Some key points regarding actors are as follows.

  • An actor is an entity within the application that performs actions, e.g. Web Services, components, machines, people etc. and interacts with other actors.

  • One actor may be seen as being composed of other actors.

  • A primitive actor is one for which the designers do not know the other actors of which it is composed (or do, but the decomposition is deemed to be too detailed to be relevant).

  • A role is a place-holder for an actor performing a particular function, where we cannot know exactly which actor will perform that function during the application's execution.

  • Roles can be composite or primitive as with actors.

Knowledgeable Actors

Any actor that has access to an information item is known as a knowledgeable actor and, as stated above, the aim is to associate every information item necessary to answer a use case question with such an actor.

Some key points about knowledeable actors are as follows.

  • A knowledgeable actor is an actor that has access to an information item

  • The primary knowledgeable actor for an information item is the primitive actor who first becomes aware of that information, which will be because:

    • the actor creates the item, or

    • the actor receives or observes the item from outside the application, or

    • the item is a subjective assertion about another information item, e.g. a declaration that a message was received from another actor

For some information items, there will be no primary knowledgeable actor.


PrIMe provides several application adaptations that can be used to reveal information items that are currently inaccessible, and to provide modifications to actors to enable them to record process documentation.

The adaptations involve the following.

  • Adaptations are changes made to the flow of information in the application to ultimately expose information items to the clients who will use the documentation of process at query time.

  • Many adaptations cause a new actor to become knowledgeable about an information item.

  • Each adaptation requires a change in the application design, and many of these make use of the components of the provenance architecture.


PrIMe provides a step-by-step guide to making applications provenance-aware, and is vital to the development of provenance-aware applications.
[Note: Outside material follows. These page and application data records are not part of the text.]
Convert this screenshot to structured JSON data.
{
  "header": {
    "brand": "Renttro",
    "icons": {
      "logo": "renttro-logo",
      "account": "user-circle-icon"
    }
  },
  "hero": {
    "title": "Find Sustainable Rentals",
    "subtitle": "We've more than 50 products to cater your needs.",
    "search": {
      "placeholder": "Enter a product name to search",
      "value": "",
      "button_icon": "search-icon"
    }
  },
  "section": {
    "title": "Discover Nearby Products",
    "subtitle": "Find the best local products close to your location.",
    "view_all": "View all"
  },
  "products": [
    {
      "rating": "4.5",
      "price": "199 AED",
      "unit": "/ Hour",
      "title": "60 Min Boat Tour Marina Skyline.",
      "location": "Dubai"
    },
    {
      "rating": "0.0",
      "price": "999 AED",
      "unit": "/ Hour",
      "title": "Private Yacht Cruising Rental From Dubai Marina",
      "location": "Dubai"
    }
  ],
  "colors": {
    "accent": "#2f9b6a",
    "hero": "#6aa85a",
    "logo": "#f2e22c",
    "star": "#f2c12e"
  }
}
Application developers and users will only consider making their applications provenance-aware if they can see a clear and easy way to modify their applications to provide this functionality. Any development is a trade off between the effort and resources required to effect the development and the gains to be made by doing so. The availability of PrIMe for developers and users of applications helps to ensure that the effort required to make applications provenance-aware is minimised.